• _WHAT YOU NEED TO DO_
Search the entries for the word "website" and pull out each line that has it.

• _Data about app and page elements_

-- Opening Marker --

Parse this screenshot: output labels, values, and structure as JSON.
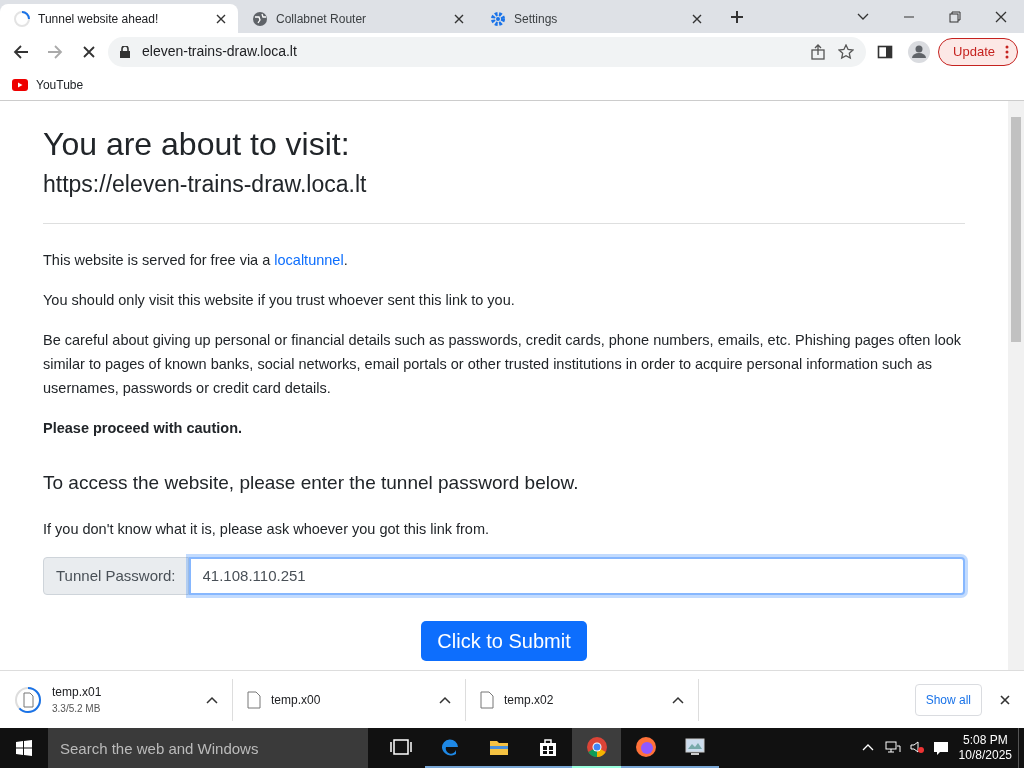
{
  "tabs": [
    {
      "title": "Tunnel website ahead!",
      "selected": true,
      "kind": "loading"
    },
    {
      "title": "Collabnet Router",
      "selected": false,
      "kind": "globe"
    },
    {
      "title": "Settings",
      "selected": false,
      "kind": "gear"
    }
  ],
  "toolbar": {
    "address": "eleven-trains-draw.loca.lt",
    "loading": true,
    "update_button": "Update"
  },
  "bookmarks": [
    {
      "label": "YouTube"
    }
  ],
  "page": {
    "heading": "You are about to visit:",
    "url": "https://eleven-trains-draw.loca.lt",
    "intro": {
      "before": "This website is served for free via a ",
      "link": "localtunnel",
      "after": "."
    },
    "paragraphs": [
      "You should only visit this website if you trust whoever sent this link to you.",
      "Be careful about giving up personal or financial details such as passwords, credit cards, phone numbers, emails, etc. Phishing pages often look similar to pages of known banks, social networks, email portals or other trusted institutions in order to acquire personal information such as usernames, passwords or credit card details."
    ],
    "caution": "Please proceed with caution.",
    "subheading": "To access the website, please enter the tunnel password below.",
    "hint": "If you don't know what it is, please ask whoever you got this link from.",
    "password_label": "Tunnel Password:",
    "password_value": "41.108.110.251",
    "submit": "Click to Submit"
  },
  "downloads": {
    "items": [
      {
        "name": "temp.x01",
        "size": "3.3/5.2 MB"
      },
      {
        "name": "temp.x00"
      },
      {
        "name": "temp.x02"
      }
    ],
    "show_all": "Show all"
  },
  "taskbar": {
    "search_placeholder": "Search the web and Windows",
    "apps": [
      {
        "kind": "taskview",
        "selected": false
      },
      {
        "kind": "edge",
        "selected": false
      },
      {
        "kind": "explorer",
        "selected": false
      },
      {
        "kind": "store",
        "selected": false
      },
      {
        "kind": "chrome",
        "selected": true
      },
      {
        "kind": "firefox",
        "selected": false
      },
      {
        "kind": "monitor",
        "selected": false
      }
    ],
    "time": "5:08 PM",
    "date": "10/8/2025"
  }
}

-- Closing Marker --

• _ANSWER BELOW_
      "title": "Tunnel website ahead!",
      "before": "This website is served for free via a ",
      "You should only visit this website if you trust whoever sent this link to you.",
    "subheading": "To access the website, please enter the tunnel password below.",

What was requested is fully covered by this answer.